ddddParis, France, May 2020 – The LOUD (Young Leaders for Inclusion) project delivered on 22 April its second webinar on alternative narrative campaigns as a prevention tool that local and regional authorities can use to tackle discrimination with a presentation by expert Maria Lozano on the key steps to follow to ensure the campaign is impactful and reaches the target audience(s). The webinar was followed by 47 attendees.

A member of the steering committee of the EU’s Radicalisation Awareness Network (RAN) and an expert with the United Nations Office on Drugs and Crime (UNODC), Maria Lozano is an expert for the LOUD project. She previously worked as an expert for the Efus-led Local Voices (“Local Communication Strategies to Prevent Extremism”) project.

> Promoting positive messages and role models

Maria Lozano started by explaining that there are different ways to counter intolerant, discriminatory or extremist speeches: by preparing the public, notably by enhancing its critical thinking abilities; by disrupting the propaganda, for example by removing it from online media; by challenging extremist narratives through counternarratives, exposing the lies and flaws of extremist organisations, and by empowering the public, notably through alternative narratives that promote positive messages, universal values and role models. The webinar was particularly focused on that last theme.
The following “must-dos” listed by Maria Lozano are applicable to all types of campaign, whether factual, humorous, emotional or other.

> Think locally
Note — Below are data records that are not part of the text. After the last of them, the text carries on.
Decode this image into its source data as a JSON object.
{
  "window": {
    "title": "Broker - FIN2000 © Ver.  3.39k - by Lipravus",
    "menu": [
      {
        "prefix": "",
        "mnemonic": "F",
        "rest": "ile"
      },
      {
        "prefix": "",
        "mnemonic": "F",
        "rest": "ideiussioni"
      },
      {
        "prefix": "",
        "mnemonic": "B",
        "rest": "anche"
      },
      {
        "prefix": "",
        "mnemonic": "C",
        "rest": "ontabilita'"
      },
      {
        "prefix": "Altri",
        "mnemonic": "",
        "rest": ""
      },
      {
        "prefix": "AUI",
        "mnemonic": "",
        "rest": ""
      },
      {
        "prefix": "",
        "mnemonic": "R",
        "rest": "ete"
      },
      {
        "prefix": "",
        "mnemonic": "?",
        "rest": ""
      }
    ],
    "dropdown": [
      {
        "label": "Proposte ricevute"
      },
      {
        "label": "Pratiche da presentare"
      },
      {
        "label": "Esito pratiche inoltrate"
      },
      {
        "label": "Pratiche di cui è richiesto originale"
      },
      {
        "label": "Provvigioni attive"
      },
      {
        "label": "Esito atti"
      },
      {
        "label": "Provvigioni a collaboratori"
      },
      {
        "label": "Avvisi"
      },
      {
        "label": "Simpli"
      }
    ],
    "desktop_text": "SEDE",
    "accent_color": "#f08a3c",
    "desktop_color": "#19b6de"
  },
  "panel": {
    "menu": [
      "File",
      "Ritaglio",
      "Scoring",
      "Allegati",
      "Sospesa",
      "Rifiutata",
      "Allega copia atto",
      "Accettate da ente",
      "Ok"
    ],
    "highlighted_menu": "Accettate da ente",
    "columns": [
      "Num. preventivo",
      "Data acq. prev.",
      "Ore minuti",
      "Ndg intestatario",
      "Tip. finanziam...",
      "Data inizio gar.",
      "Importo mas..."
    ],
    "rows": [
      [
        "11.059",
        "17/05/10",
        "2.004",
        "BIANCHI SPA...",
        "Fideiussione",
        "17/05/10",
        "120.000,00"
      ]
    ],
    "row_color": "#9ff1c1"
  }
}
Any alternative narrative campaign should be based on the local context. Extremists often use local contents for their propaganda, making it all the more powerful as it addresses concrete concerns or grievances people have in a given locality or neighbourhood. In response, local authorities wanting to promote alternative messages must also draw on the specific situation, concerns and/or aspirations of local residents.

> Know your local audience

Knowing your audience before, during and after a campaign is crucial, a point on which Maria Lozano insisted several times. This means in particular getting accurate information about the social, economic and cultural profile of the target audience before designing a campaign.
Another important aspect Maria Lozano insisted on is the need to involve members of the target audience at all stages of the campaign, which can be done by working collaboratively with local civil society organisations, associations or other representative groups.

> Using credible messenger(s)

To maximize the impact of a campaign, it is a good idea to use credible messengers the audience can relate to, notably because they have similar cultural references and speak the same language. These can be for example victims of hate crime/speech, or former ‘haters’, or celebrities/influencers, or community leaders/members, or else respected organisations/charities.

> Make a call for action

A campaign should result in a call for action expressed in strong, simple command verbs: Act now! Help us and donate! Volunteer! The campaign should directly address audiences with words that trigger an emotional response.
Not only does this deliver a strong, simple message that audiences can easily relate to, but it also gives the campaign promoters a useful tool to measure its impact. Indeed, they can measure on- and offline whether the call for action has been heeded by the target audience(s).

> Regularly test the campaign

Maria Lozano recommends to regularly test the campaign at all stages, from the design to the dissemination and post-campaign evaluation. She also recommends involving members of the target audience in this process.

> Take your time

Last but not least, don’t rush and take your time! It’s better to spend more time preparing the campaign by thoroughly investigating the local context, identifying the target audience, contacting local civil society organisations, identifying the right media for broadcasting and so on than doing a rushed job that might result in a weak, ineffective campaign.

> More information on LOUD
> Watch the (recorded) webinar (coming soon)
> During the presentation, Maria Lozano presented several examples of counter-narrative campaigns, which you can watch on the following links:

  • The Doll Test on the impact of prejudice, discrimination and racial segregation on children
  • The Royal Bank of Canada (RBC) “That Little Voice” campaign on speaking up against racism and discrimination
  • Exit Deutschland’s powerful and innovative Trojan T-Shirt campaign against the extreme right

> LOUD’s two next webinars will be broadcast on 20 May and on 24 June. To register (free of charge) see the LOUD web page (same as above).